→ Task to complete: Find how many lines in the data below include the word "structure", then write only that number.

Start of Records to use

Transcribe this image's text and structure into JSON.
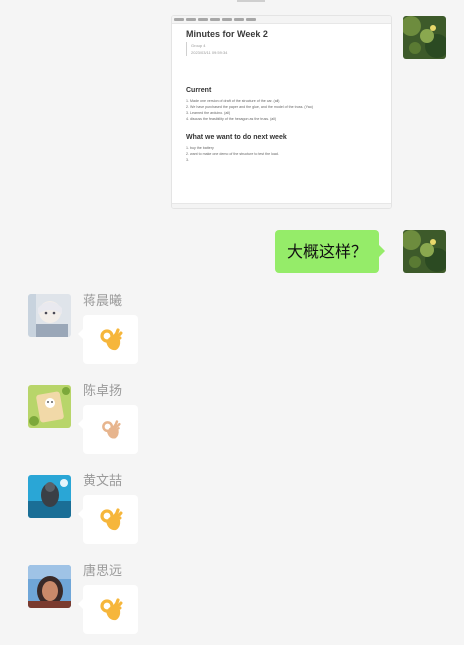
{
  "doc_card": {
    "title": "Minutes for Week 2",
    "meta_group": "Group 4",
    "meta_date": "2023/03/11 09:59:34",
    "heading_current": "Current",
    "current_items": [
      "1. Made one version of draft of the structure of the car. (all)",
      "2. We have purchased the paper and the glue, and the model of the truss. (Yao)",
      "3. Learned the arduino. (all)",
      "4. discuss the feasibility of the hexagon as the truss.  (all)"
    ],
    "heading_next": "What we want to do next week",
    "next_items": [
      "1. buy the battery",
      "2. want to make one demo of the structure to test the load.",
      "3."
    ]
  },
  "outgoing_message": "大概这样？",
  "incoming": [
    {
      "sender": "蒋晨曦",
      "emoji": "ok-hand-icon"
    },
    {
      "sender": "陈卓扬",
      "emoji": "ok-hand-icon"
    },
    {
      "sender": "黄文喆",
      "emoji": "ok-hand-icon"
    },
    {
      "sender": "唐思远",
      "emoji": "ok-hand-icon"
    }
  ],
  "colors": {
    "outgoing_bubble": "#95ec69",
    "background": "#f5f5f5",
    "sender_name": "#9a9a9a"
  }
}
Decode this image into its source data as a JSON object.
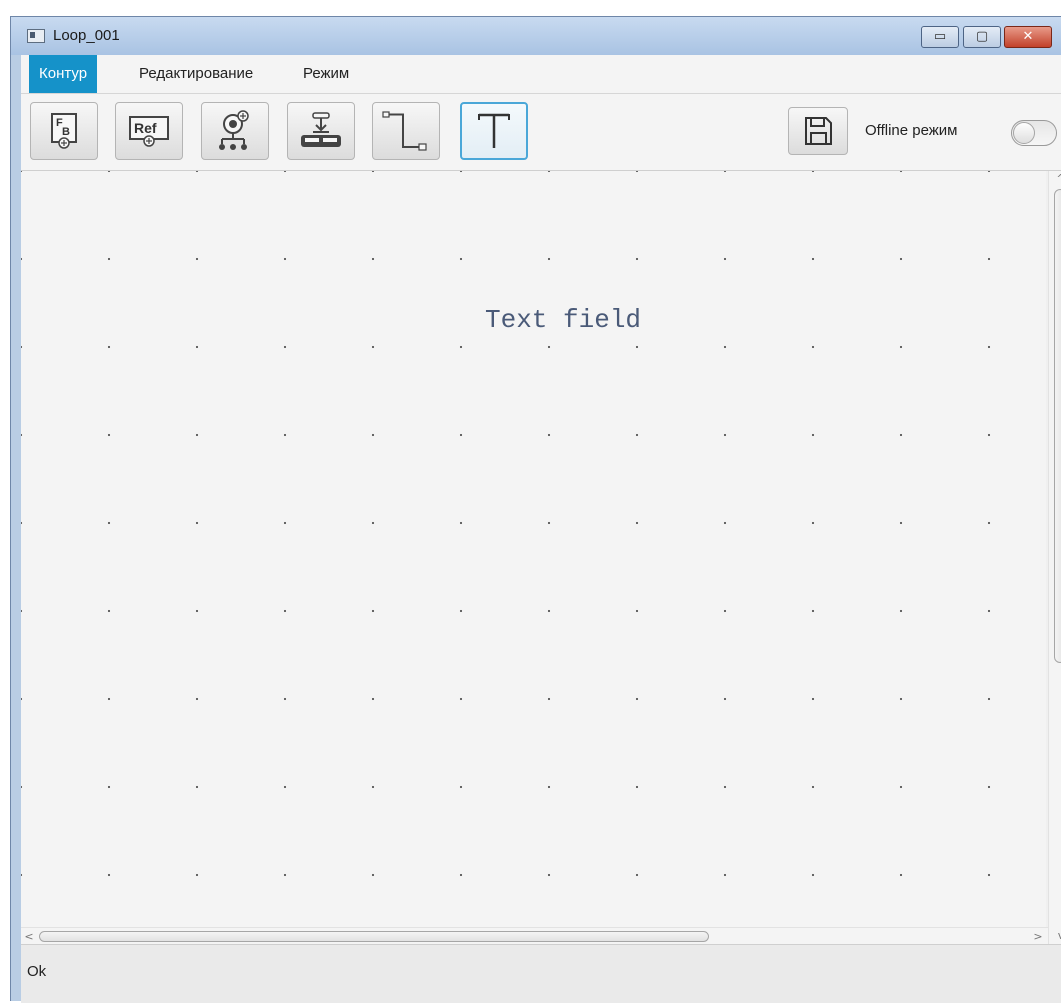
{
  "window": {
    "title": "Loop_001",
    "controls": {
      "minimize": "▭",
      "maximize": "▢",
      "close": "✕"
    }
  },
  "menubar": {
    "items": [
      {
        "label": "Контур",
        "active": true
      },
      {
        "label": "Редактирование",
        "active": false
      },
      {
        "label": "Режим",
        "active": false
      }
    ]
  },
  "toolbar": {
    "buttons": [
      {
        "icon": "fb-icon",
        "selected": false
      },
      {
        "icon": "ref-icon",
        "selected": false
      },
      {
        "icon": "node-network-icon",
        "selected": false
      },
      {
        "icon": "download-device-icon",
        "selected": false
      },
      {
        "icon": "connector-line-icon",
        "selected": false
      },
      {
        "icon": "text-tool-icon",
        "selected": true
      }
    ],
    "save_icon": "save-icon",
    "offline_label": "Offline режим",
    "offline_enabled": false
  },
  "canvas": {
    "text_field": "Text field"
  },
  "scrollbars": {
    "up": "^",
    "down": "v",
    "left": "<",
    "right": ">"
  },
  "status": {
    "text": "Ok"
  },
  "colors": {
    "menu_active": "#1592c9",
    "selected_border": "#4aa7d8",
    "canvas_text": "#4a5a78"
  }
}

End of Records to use

→ Output for this task: 3